Cassoulet originates in France’s Languedoc, and I’d hoped to pair it with a wine from the region. Though these are often widely available, I couldn’t find one at the store on this particular occasion. I opted instead for red from the nearby Côtes du Rhône appellation, as Rhône grape varieties such as Grenache and Syrah are commonly planted in the Languedoc. In addition, I opted to try a California expression of Mourvèdre, another Rhône grape.
My husband and I were torn as to our favorite match, as both wines spoke to different aspects of the cassoulet. He slightly preferred the California Mourvèdre, which had a smoky, meaty quality that integrated perfectly with the cassoulet, while the wine’s ripe black cherry and mixed berry fruit created a nice counterpoint. I slightly favored the Côtes du Rhône, which emphasized the earthier aspects of the dish. Showing tart cherries and plums, as well as notes of stone, white pepper and herbs, the wine brought out similar notes in the food. The Mourvèdre was the richer pairing, whereas the Côtes du Rhône was the fresher match. You can’t really go wrong with either, so suit your taste and mood.
Pair with a Rhône-variety red such as Cline Mourvèdre Contra Costa County Ancient Vines 2016 (87 points, $15) or M. Chapoutier Côtes du Rhône Belleruche 2016 (88 points, $17).
Prep time: 5 minutes
Cooking time: 90 minutes (or more if you allow the multicooker’s pressure to release on its own)
Total time: 95 minutes
Approximate food costs: $39
1. Pat the duck legs dry with paper towels and season generously with salt and pepper.
2. Set your Instant Pot or other multicooker to the sauté function and add a small amount of olive oil to the pot. Once it’s hot, add the duck legs skin-side down and allow them to brown and begin to render the fat, about 5 minutes. Flip and lightly brown on the second side for another 5 minutes. Transfer the duck legs to a clean plate.
3. Add the sausage to the pot and lightly brown for 2 to 3 minutes. Deglaze the pan with a little red wine vinegar (or red wine or stock), scraping up any browned bits. Add the mirepoix and sauté for about 7 minutes, or until the vegetables begin to soften. Stir in the garlic and cook about 30 seconds. Add the duck legs back in, then add the diced tomatoes, white beans, 3 or 4 sprigs of thyme and quart of chicken stock to the pot. Stir to make sure the beans are submerged in the liquid. Season with about a teaspoon of salt and a generous pinch of pepper.

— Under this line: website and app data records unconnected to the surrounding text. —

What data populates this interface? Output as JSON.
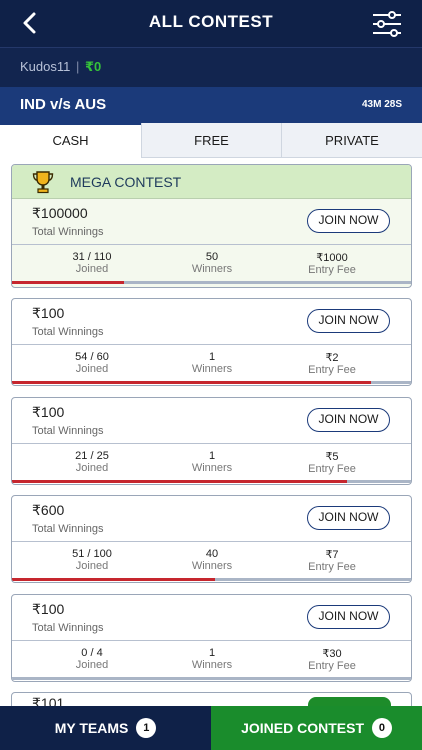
{
  "header": {
    "title": "ALL CONTEST"
  },
  "user": {
    "name": "Kudos11",
    "separator": "|",
    "balance": "₹0"
  },
  "match": {
    "name": "IND v/s AUS",
    "timer": "43M 28S"
  },
  "tabs": [
    {
      "label": "CASH",
      "active": true
    },
    {
      "label": "FREE",
      "active": false
    },
    {
      "label": "PRIVATE",
      "active": false
    }
  ],
  "mega": {
    "label": "MEGA CONTEST"
  },
  "contests": [
    {
      "prize": "₹100000",
      "prize_label": "Total Winnings",
      "join_label": "JOIN NOW",
      "joined": "31 / 110",
      "joined_label": "Joined",
      "winners": "50",
      "winners_label": "Winners",
      "fee": "₹1000",
      "fee_label": "Entry Fee",
      "fill_fraction": 0.28
    },
    {
      "prize": "₹100",
      "prize_label": "Total Winnings",
      "join_label": "JOIN NOW",
      "joined": "54 / 60",
      "joined_label": "Joined",
      "winners": "1",
      "winners_label": "Winners",
      "fee": "₹2",
      "fee_label": "Entry Fee",
      "fill_fraction": 0.9
    },
    {
      "prize": "₹100",
      "prize_label": "Total Winnings",
      "join_label": "JOIN NOW",
      "joined": "21 / 25",
      "joined_label": "Joined",
      "winners": "1",
      "winners_label": "Winners",
      "fee": "₹5",
      "fee_label": "Entry Fee",
      "fill_fraction": 0.84
    },
    {
      "prize": "₹600",
      "prize_label": "Total Winnings",
      "join_label": "JOIN NOW",
      "joined": "51 / 100",
      "joined_label": "Joined",
      "winners": "40",
      "winners_label": "Winners",
      "fee": "₹7",
      "fee_label": "Entry Fee",
      "fill_fraction": 0.51
    },
    {
      "prize": "₹100",
      "prize_label": "Total Winnings",
      "join_label": "JOIN NOW",
      "joined": "0 / 4",
      "joined_label": "Joined",
      "winners": "1",
      "winners_label": "Winners",
      "fee": "₹30",
      "fee_label": "Entry Fee",
      "fill_fraction": 0
    }
  ],
  "partial_card": {
    "prize": "₹101"
  },
  "bottom": {
    "my_teams_label": "MY TEAMS",
    "my_teams_count": "1",
    "joined_label": "JOINED CONTEST",
    "joined_count": "0"
  },
  "colors": {
    "navy": "#0f2148",
    "green": "#1a8c2c",
    "progress_red": "#c6262e",
    "mega_green": "#d4ecc4"
  },
  "icons": {
    "back": "chevron-left-icon",
    "filter": "filter-sliders-icon",
    "trophy": "trophy-icon"
  }
}
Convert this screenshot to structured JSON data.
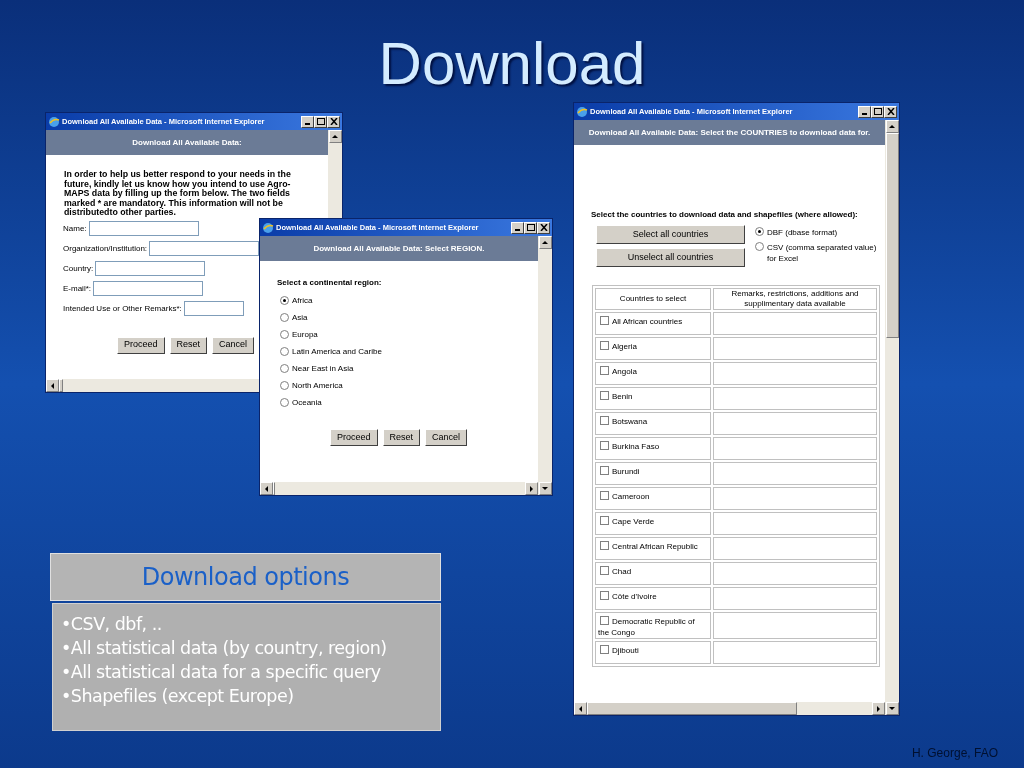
{
  "title": "Download",
  "windows": [
    {
      "kind": "form",
      "title": "Download All Available Data - Microsoft Internet Explorer",
      "header": "Download All Available Data:",
      "intro": "In order to help us better respond to your needs in the future, kindly let us know how you intend to use Agro-MAPS data by filling up the form below. The two fields marked * are mandatory. This information will not be distributedto other parties.",
      "fields": [
        {
          "label": "Name:"
        },
        {
          "label": "Organization/Institution:"
        },
        {
          "label": "Country:"
        },
        {
          "label": "E-mail*:"
        },
        {
          "label": "Intended Use or Other Remarks*:"
        }
      ],
      "buttons": [
        "Proceed",
        "Reset",
        "Cancel"
      ]
    },
    {
      "kind": "region",
      "title": "Download All Available Data - Microsoft Internet Explorer",
      "header": "Download All Available Data:  Select REGION.",
      "prompt": "Select a continental region:",
      "options": [
        {
          "label": "Africa",
          "selected": true
        },
        {
          "label": "Asia",
          "selected": false
        },
        {
          "label": "Europa",
          "selected": false
        },
        {
          "label": "Latin America and Caribe",
          "selected": false
        },
        {
          "label": "Near East in Asia",
          "selected": false
        },
        {
          "label": "North America",
          "selected": false
        },
        {
          "label": "Oceania",
          "selected": false
        }
      ],
      "buttons": [
        "Proceed",
        "Reset",
        "Cancel"
      ]
    },
    {
      "kind": "countries",
      "title": "Download All Available Data - Microsoft Internet Explorer",
      "header": "Download All Available Data:  Select the COUNTRIES to download data for.",
      "prompt": "Select the countries to download data and shapefiles (where allowed):",
      "buttons": [
        "Select all countries",
        "Unselect all countries"
      ],
      "formats": [
        {
          "label": "DBF (dbase format)",
          "selected": true
        },
        {
          "label": "CSV (comma separated value) for Excel",
          "selected": false
        }
      ],
      "columns": [
        "Countries to select",
        "Remarks, restrictions, additions and supplimentary data available"
      ],
      "rows": [
        {
          "label": "All African countries",
          "checked": false
        },
        {
          "label": "Algeria",
          "checked": false
        },
        {
          "label": "Angola",
          "checked": false
        },
        {
          "label": "Benin",
          "checked": false
        },
        {
          "label": "Botswana",
          "checked": false
        },
        {
          "label": "Burkina Faso",
          "checked": false
        },
        {
          "label": "Burundi",
          "checked": false
        },
        {
          "label": "Cameroon",
          "checked": false
        },
        {
          "label": "Cape Verde",
          "checked": false
        },
        {
          "label": "Central African Republic",
          "checked": false
        },
        {
          "label": "Chad",
          "checked": false
        },
        {
          "label": "Côte d'Ivoire",
          "checked": false
        },
        {
          "label": "Democratic Republic of the Congo",
          "checked": false
        },
        {
          "label": "Djibouti",
          "checked": false
        }
      ]
    }
  ],
  "options_box": {
    "heading": "Download options",
    "items": [
      "•CSV, dbf, ..",
      "•All statistical data (by country, region)",
      "•All statistical data for a specific query",
      "•Shapefiles (except Europe)"
    ]
  },
  "footer": "H. George, FAO"
}
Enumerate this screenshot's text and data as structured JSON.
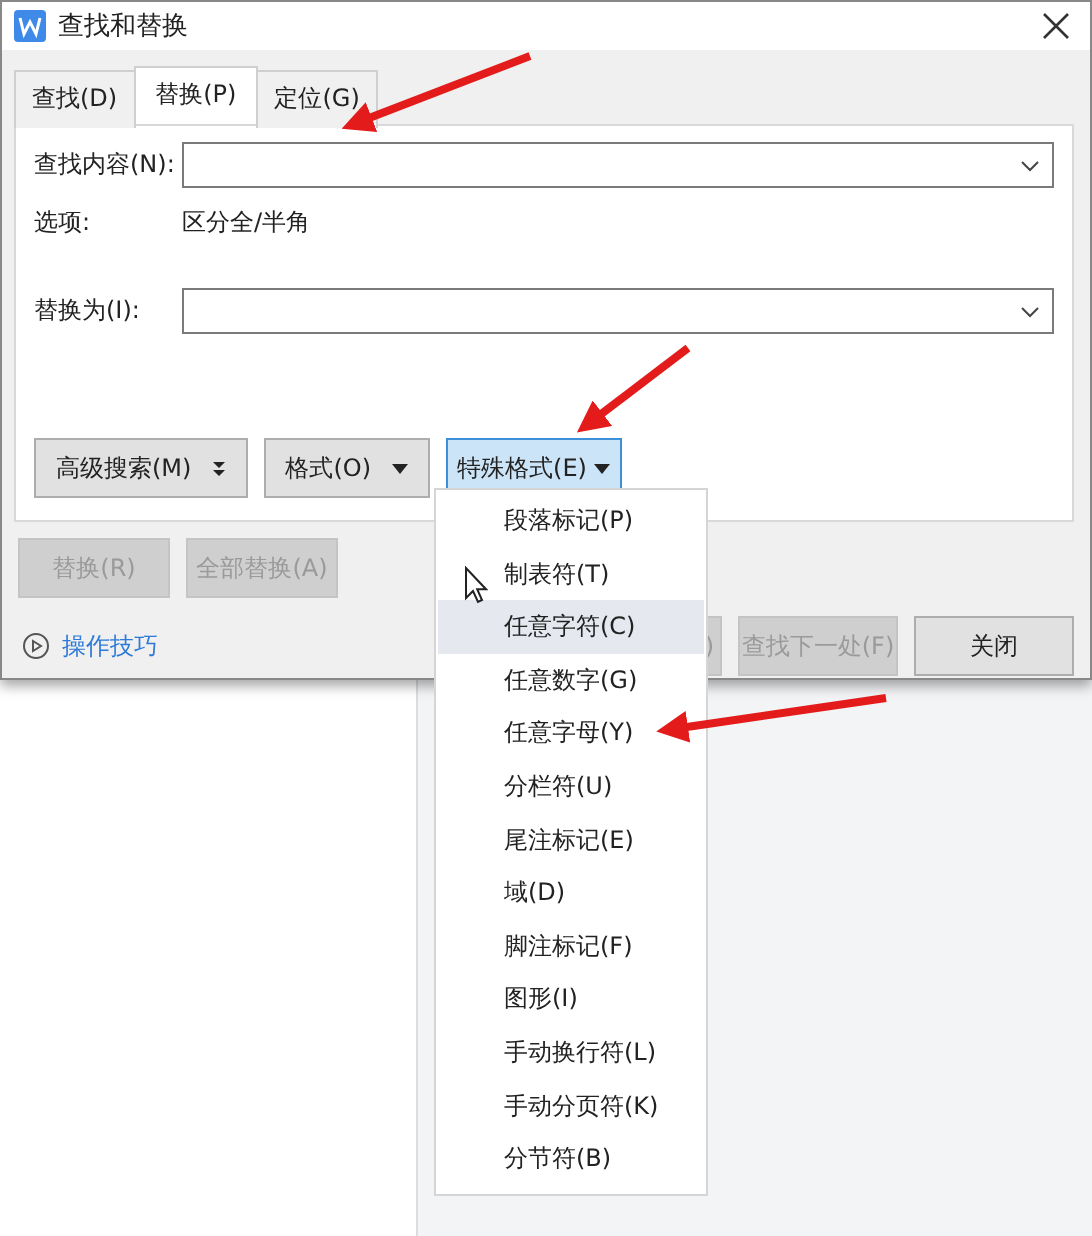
{
  "window": {
    "title": "查找和替换"
  },
  "tabs": [
    {
      "label": "查找(D)",
      "selected": false
    },
    {
      "label": "替换(P)",
      "selected": true
    },
    {
      "label": "定位(G)",
      "selected": false
    }
  ],
  "find": {
    "label": "查找内容(N):"
  },
  "options": {
    "label": "选项:",
    "value": "区分全/半角"
  },
  "replace": {
    "label": "替换为(I):"
  },
  "format_buttons": [
    {
      "label": "高级搜索(M)",
      "kind": "double",
      "selected": false
    },
    {
      "label": "格式(O)",
      "kind": "single",
      "selected": false
    },
    {
      "label": "特殊格式(E)",
      "kind": "single",
      "selected": true
    }
  ],
  "action_buttons": [
    {
      "label": "替换(R)",
      "disabled": true
    },
    {
      "label": "全部替换(A)",
      "disabled": true
    }
  ],
  "tips_link": "操作技巧",
  "bottom_buttons": [
    {
      "label": ")",
      "disabled": true,
      "kind": "partial"
    },
    {
      "label": "查找下一处(F)",
      "disabled": true,
      "kind": "full"
    },
    {
      "label": "关闭",
      "disabled": false,
      "kind": "full"
    }
  ],
  "menu": {
    "items": [
      {
        "label": "段落标记(P)",
        "selected": false
      },
      {
        "label": "制表符(T)",
        "selected": false
      },
      {
        "label": "任意字符(C)",
        "selected": true
      },
      {
        "label": "任意数字(G)",
        "selected": false
      },
      {
        "label": "任意字母(Y)",
        "selected": false
      },
      {
        "label": "分栏符(U)",
        "selected": false
      },
      {
        "label": "尾注标记(E)",
        "selected": false
      },
      {
        "label": "域(D)",
        "selected": false
      },
      {
        "label": "脚注标记(F)",
        "selected": false
      },
      {
        "label": "图形(I)",
        "selected": false
      },
      {
        "label": "手动换行符(L)",
        "selected": false
      },
      {
        "label": "手动分页符(K)",
        "selected": false
      },
      {
        "label": "分节符(B)",
        "selected": false
      }
    ]
  }
}
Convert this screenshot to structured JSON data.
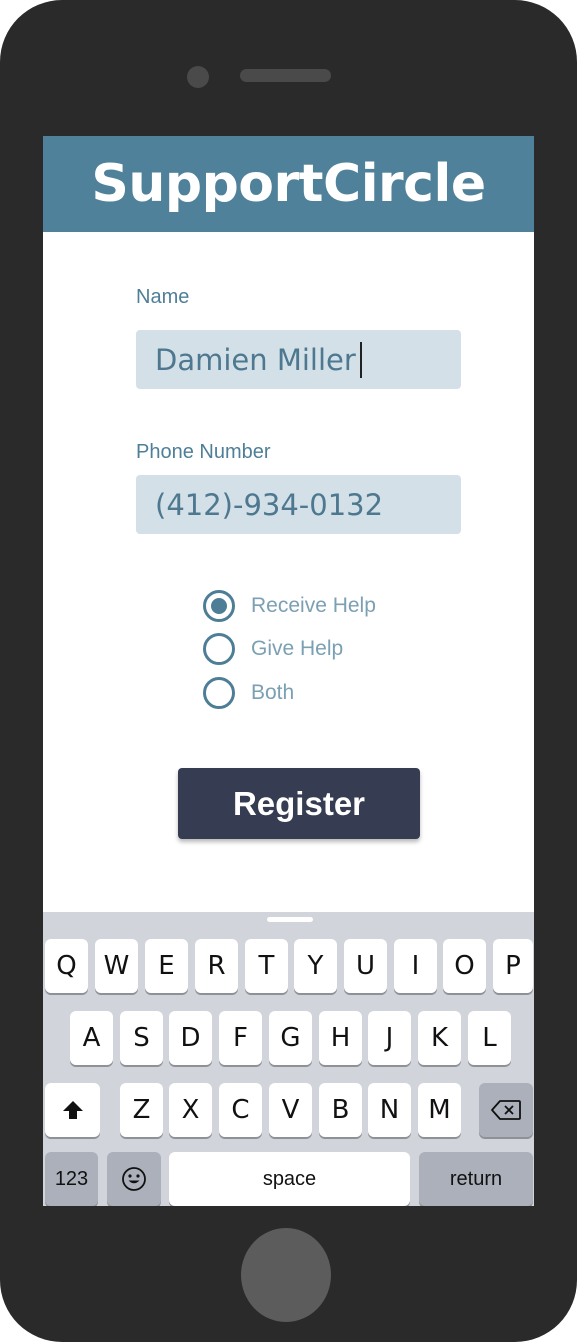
{
  "app": {
    "title": "SupportCircle"
  },
  "form": {
    "name_label": "Name",
    "name_value": "Damien Miller",
    "phone_label": "Phone Number",
    "phone_value": "(412)-934-0132",
    "options": [
      {
        "label": "Receive Help",
        "checked": true
      },
      {
        "label": "Give Help",
        "checked": false
      },
      {
        "label": "Both",
        "checked": false
      }
    ],
    "register_label": "Register"
  },
  "keyboard": {
    "row1": [
      "Q",
      "W",
      "E",
      "R",
      "T",
      "Y",
      "U",
      "I",
      "O",
      "P"
    ],
    "row2": [
      "A",
      "S",
      "D",
      "F",
      "G",
      "H",
      "J",
      "K",
      "L"
    ],
    "row3": [
      "Z",
      "X",
      "C",
      "V",
      "B",
      "N",
      "M"
    ],
    "numbers_label": "123",
    "space_label": "space",
    "return_label": "return",
    "shift_icon": "shift-icon",
    "backspace_icon": "backspace-icon",
    "emoji_icon": "emoji-icon"
  },
  "colors": {
    "header": "#50819a",
    "field_bg": "#d4e0e7",
    "accent": "#4d7e96",
    "button": "#363c51",
    "bezel": "#2a2a2a",
    "keyboard_bg": "#d1d4da"
  }
}
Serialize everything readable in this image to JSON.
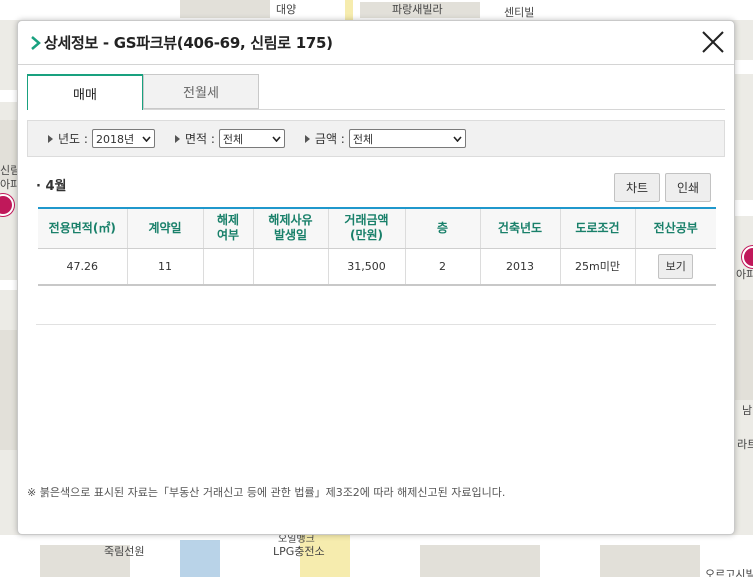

4. Put the lid on your multicooker and lock into place. Program it to cook under high pressure for 60 minutes.
5. About 10 to 15 minutes before the stew is done cooking, spread the bread crumbs out on a small baking sheet lined with foil or parchment paper. Pick thyme leaves off the remaining sprigs, then mix them into the bread crumbs along with a generous pinch of salt and pepper. Bake in an oven or toaster oven for about 10 minutes, stirring once halfway through, or until the bread crumbs have begun to turn golden-brown. Set aside.
6. Once the cassoulet has finished cooking, let the pressure drop naturally if you have time, or carefully release the pressure manually. Remove the lid and taste, adjusting seasoning if needed. Remove and discard the thyme sprigs. Transfer the duck legs to a cutting board. The meat should be fall-off-the-bone tender. Use a fork to gently separate the meat from the bone and divide into chunks. Add the duck meat back into the cassoulet. Place in bowls and top with the bread crumbs. Serves 8.
Feeling up to a challenge? Try a more traditional and complex version of cassoulet from French chef Philippe Bertineau.